Every line of the records that holds the word "kazneb" should be copied.

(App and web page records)
———
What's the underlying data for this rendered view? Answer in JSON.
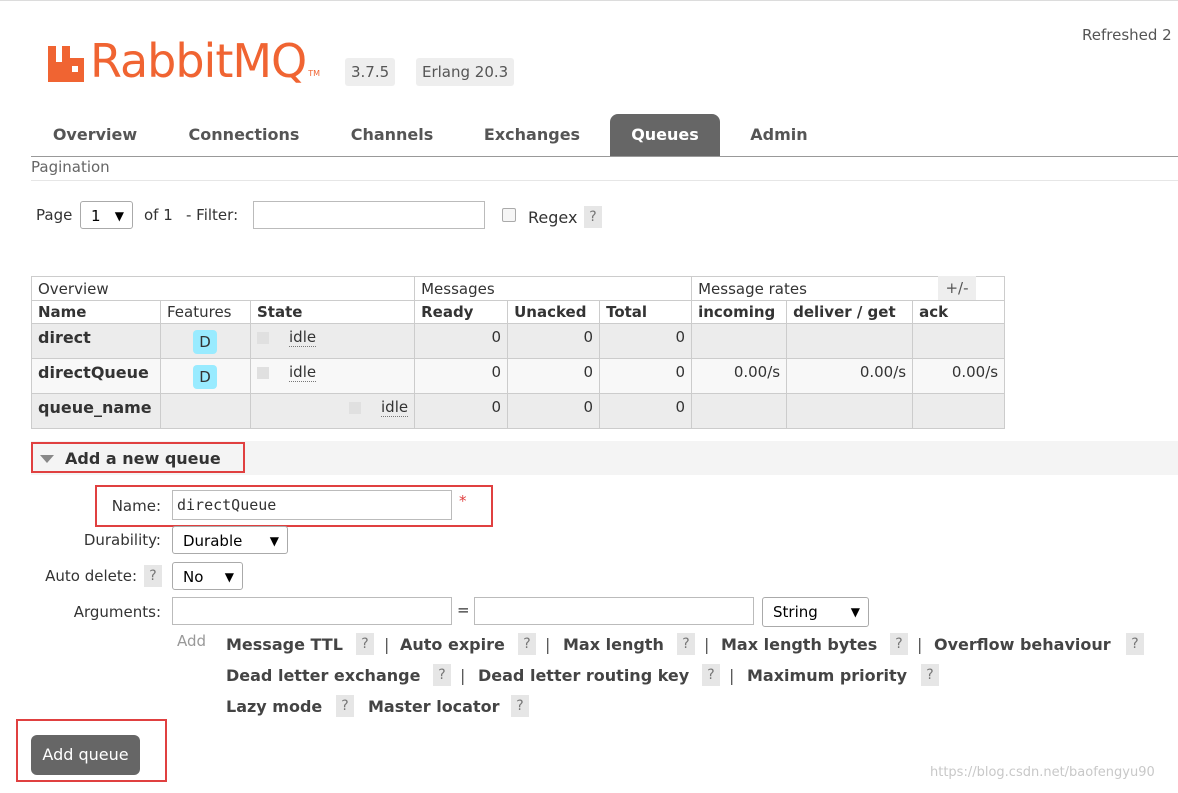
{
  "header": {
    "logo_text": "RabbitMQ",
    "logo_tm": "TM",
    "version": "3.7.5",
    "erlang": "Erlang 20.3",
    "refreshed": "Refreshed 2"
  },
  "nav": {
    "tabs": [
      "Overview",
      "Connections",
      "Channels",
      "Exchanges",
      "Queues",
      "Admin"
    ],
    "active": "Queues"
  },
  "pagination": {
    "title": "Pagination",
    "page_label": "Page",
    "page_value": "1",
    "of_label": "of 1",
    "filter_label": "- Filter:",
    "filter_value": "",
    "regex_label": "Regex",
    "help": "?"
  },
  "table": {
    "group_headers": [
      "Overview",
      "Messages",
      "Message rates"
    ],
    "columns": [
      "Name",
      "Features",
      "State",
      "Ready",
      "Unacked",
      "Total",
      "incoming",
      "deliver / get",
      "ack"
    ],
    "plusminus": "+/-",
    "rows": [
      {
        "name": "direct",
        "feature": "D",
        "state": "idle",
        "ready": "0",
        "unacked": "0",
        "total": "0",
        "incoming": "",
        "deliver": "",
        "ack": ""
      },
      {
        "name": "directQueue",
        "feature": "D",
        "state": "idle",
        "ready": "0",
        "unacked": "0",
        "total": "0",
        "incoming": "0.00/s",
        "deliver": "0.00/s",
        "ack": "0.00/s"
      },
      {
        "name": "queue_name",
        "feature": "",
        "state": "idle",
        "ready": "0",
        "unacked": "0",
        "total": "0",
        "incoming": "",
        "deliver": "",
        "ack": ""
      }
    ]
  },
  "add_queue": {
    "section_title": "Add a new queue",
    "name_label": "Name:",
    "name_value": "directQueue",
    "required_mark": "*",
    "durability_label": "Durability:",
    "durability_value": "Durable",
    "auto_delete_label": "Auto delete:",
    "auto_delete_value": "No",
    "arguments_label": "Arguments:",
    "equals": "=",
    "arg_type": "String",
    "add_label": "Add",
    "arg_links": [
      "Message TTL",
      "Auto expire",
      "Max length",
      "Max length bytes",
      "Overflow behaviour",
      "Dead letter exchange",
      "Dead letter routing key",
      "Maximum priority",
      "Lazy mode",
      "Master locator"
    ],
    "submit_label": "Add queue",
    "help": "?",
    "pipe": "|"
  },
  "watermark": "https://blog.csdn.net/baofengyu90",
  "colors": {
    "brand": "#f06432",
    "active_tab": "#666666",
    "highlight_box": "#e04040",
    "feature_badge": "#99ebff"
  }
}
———
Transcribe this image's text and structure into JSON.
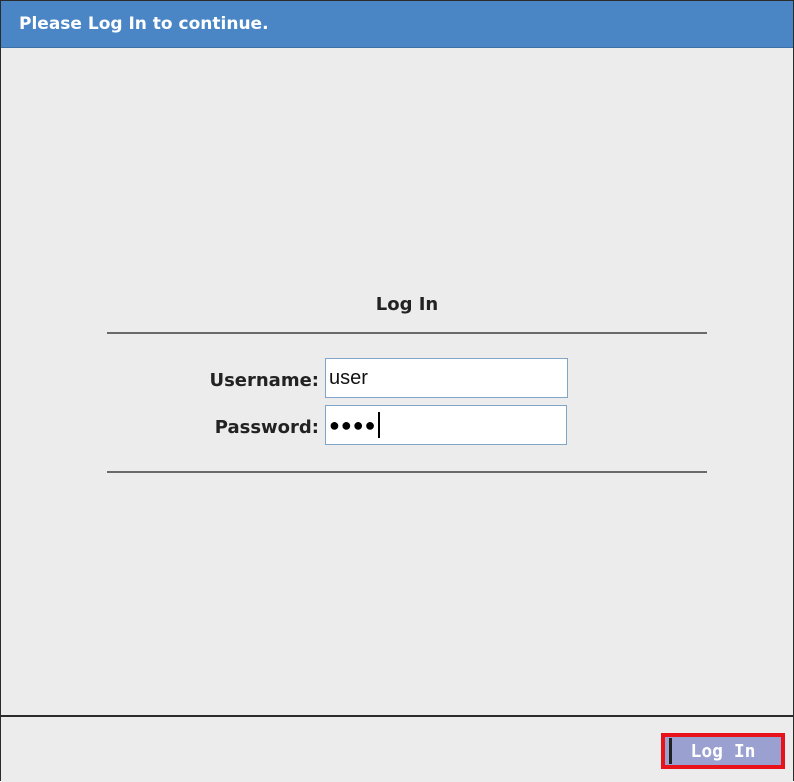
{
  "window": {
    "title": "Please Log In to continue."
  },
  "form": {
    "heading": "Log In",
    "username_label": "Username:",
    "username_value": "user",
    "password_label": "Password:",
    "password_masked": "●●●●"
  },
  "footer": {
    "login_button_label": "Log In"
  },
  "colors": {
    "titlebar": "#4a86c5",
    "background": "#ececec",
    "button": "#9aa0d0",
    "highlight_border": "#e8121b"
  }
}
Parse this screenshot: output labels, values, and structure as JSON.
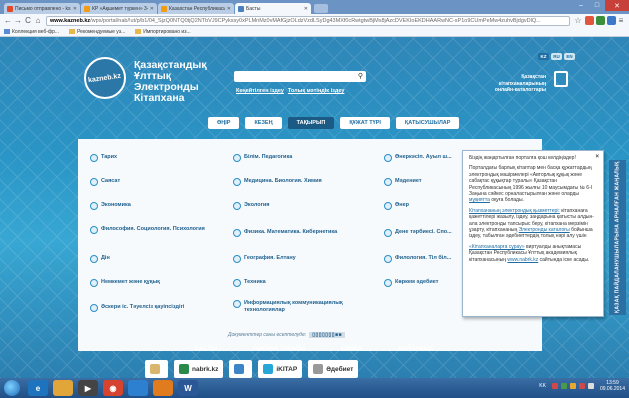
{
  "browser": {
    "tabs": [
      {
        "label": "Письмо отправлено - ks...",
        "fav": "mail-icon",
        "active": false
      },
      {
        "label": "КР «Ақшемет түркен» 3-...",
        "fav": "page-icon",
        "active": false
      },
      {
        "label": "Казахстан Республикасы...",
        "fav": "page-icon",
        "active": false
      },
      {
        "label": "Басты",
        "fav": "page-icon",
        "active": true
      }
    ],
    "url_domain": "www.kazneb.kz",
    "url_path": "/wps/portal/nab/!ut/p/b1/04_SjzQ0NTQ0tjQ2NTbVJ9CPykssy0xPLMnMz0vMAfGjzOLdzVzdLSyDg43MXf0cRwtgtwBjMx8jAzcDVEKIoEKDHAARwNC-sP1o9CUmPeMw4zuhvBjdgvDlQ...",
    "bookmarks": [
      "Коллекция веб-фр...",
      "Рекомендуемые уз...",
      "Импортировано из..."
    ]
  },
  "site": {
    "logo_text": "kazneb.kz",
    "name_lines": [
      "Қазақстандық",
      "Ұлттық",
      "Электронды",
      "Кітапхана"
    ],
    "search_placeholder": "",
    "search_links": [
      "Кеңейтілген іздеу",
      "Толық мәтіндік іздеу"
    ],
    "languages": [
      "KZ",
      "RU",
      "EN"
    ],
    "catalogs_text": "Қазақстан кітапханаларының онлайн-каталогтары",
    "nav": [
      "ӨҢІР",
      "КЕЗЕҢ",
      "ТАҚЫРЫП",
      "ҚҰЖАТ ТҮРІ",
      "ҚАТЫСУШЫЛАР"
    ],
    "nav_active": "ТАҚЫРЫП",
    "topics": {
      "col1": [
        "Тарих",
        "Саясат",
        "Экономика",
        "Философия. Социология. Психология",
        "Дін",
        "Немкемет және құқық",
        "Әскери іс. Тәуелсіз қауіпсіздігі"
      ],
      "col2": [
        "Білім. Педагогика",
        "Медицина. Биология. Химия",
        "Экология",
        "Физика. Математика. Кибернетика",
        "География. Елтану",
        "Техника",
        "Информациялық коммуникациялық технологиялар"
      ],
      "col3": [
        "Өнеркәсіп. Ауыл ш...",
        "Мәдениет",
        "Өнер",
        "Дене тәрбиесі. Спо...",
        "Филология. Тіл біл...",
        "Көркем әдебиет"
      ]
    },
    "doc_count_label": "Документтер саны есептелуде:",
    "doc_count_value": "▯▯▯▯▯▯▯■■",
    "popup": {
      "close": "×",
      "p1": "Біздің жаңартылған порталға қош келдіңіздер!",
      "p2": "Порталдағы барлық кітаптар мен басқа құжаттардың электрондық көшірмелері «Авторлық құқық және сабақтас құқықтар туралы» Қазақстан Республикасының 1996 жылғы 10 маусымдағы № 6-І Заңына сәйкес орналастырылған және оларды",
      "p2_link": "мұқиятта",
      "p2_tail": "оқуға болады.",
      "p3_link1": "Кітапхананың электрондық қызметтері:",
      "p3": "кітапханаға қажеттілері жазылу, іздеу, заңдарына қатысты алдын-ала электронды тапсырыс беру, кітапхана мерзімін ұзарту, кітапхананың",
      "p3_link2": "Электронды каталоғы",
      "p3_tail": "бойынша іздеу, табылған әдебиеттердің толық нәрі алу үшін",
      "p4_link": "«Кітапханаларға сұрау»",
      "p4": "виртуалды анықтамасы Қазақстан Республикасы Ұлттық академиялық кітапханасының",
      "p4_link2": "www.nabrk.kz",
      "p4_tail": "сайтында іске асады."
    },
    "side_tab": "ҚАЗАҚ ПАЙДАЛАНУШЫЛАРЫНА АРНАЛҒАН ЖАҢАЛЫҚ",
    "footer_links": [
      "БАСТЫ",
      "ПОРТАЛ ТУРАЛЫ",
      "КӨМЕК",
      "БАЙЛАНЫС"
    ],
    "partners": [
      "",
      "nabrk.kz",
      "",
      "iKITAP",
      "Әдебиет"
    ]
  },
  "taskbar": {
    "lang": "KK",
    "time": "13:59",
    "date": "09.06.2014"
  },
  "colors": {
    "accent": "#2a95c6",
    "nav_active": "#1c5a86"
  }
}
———
▸ Answer space:
    "url_domain": "www.kazneb.kz",
    "logo_text": "kazneb.kz",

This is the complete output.